Tiny holes, honey stains, and painful stings are signs it's time to take action
With over 20,000 known species of bees, math alone tells us it’s possible (if not likely) that some of these critters could wind up living in your home.
Bees offer amazing benefits to their natural environments but can do quite a number on your living spaces. Knowing the types of damage honey bees, carpenter bees, and wasps are prone to causing, as well as the signs to look for (besides the loud buzz-buzz noise on your porch), can help you resolve the issue.
1. Bees Can Damage Your Wallboard and Insulation
The term “busy bee” certainly applies to honey bees, who, as a colony, produce 60 to 100 pounds of honey per year. Sociable creatures as they are, a healthy hive typically contains between 20,000 and 50,000 honey bees. Unfortunately, the sheer weight of the bees, hive, and honey they produce could be a problem.
Honey bees often use cavities such as walls or home insulation to build their nests. A deep hive can weigh about 80 pounds, which could wear down the inside of your wall or damage your insulation.
The bigger issue, though, is if those bees decide to move homes and abandon the nest they built. Abandoned waxy comb and melted honey put additional pressure on wallboard, siding, and insulation. Proactive honey bee removal early on can help prevent this from happening—and can be done in a way that protects these critters from harm.
A bee removal specialist costs between $75 and $2,000 on average but could save you from further infestation later.
2. Bees Can Leave Behind Wall Stains
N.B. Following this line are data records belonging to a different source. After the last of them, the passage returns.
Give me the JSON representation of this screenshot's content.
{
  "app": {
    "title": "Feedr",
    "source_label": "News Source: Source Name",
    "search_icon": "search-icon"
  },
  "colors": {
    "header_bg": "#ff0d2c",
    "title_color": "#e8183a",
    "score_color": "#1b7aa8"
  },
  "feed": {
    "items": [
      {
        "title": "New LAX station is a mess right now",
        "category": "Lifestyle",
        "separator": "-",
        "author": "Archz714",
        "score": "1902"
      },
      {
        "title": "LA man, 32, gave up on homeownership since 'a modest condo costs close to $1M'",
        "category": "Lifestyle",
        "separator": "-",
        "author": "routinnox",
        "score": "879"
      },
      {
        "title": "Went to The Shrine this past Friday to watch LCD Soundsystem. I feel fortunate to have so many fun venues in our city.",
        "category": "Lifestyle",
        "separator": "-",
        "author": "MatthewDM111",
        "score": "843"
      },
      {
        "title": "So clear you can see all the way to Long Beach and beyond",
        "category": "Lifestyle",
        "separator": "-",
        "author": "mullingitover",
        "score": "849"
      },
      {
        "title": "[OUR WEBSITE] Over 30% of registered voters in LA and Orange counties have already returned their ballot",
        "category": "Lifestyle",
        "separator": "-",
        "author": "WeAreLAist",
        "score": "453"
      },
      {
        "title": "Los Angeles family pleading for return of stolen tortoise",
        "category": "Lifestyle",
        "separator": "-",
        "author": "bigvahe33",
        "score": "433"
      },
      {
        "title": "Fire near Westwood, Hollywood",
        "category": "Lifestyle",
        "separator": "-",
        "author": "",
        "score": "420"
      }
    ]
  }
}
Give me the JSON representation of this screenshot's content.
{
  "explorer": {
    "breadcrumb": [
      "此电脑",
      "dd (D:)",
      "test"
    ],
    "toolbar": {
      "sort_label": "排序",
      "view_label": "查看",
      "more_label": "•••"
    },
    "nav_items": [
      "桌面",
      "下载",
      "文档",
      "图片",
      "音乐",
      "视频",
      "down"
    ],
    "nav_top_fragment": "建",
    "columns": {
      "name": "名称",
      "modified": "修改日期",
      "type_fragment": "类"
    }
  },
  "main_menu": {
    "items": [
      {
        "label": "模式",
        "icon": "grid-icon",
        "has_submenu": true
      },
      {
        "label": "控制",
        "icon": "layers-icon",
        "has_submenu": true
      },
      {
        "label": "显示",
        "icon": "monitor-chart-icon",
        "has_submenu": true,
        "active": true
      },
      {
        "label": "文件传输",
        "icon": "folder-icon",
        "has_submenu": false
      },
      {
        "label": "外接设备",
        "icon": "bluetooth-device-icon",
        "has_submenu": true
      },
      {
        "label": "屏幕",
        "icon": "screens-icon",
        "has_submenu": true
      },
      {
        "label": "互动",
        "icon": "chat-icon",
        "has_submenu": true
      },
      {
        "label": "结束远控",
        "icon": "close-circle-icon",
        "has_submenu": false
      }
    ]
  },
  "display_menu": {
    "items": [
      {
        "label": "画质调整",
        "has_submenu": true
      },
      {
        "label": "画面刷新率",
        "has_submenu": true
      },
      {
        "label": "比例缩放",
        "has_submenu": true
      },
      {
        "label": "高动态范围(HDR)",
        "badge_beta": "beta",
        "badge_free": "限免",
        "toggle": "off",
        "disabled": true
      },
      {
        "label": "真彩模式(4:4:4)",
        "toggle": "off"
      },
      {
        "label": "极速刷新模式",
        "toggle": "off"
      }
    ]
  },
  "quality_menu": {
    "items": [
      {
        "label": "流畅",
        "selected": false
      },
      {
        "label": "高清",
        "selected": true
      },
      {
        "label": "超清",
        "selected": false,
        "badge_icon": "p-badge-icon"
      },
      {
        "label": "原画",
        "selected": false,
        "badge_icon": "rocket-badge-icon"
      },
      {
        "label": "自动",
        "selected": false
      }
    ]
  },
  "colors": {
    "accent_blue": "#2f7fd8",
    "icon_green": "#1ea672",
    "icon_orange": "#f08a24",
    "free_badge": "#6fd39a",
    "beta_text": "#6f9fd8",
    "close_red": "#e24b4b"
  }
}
A wax or honey stain on an exterior wall is no doubt unsightly, but stains left behind by bees could actually prompt a more serious threat. Wax and honey stains attract other insects, which could lead to additional problems. Bees, flies, moths, and ants, just to name a few, are some of the critters that have a sweet tooth.
If you’re noticing when it’s too late—meaning your home already has stains on it—a local siding contractor can help fix the issue.
3. Carpenter Bees Can Cause Compromised Wood
Carpenter bees are another subspecies you have to look out for, although they operate pretty differently from honey bees. Unlike honey bees, carpenter bees don’t live in large colonies; they build standalone nests in small columns. And contrary to what their name might suggest, carpenter bees don’t eat wood.
They do, however, drill holes into wood to build those tiny columns. These bee “apartments” become quite helpful for carpenter bees in the colder months, as many overwinter in these little nests. Fertilized female carpenter bees even leave their eggs in small columns like this.
The major sign of infestation you should look for is small holes in wood. Sealing them with epoxy, cork, or putty after undergoing bee removal can help prevent other carpenter bees from finding them in the future. In larger numbers, carpenter bees can also leave unsightly fecal stains on the outside of your home.
4. Wasps Can Be Threats to Your Personal Safety
Last but certainly not least are wasps, which commonly build their nests on tree branches, in bushes, or on your home’s overhang. Due to their potentially aggressive nature and painful stings, wasps give bees a bad name. You should call a pro as soon as possible after you notice the problem.
A wasp colony can make it hard to entertain friends, feel comfortable using certain entrances in your home, or even feel safe when you’re inside. Open windows or doors can easily result in wasps getting in your home, which is never fun.
Call a local wasp bee removal specialist right away to get the problem addressed.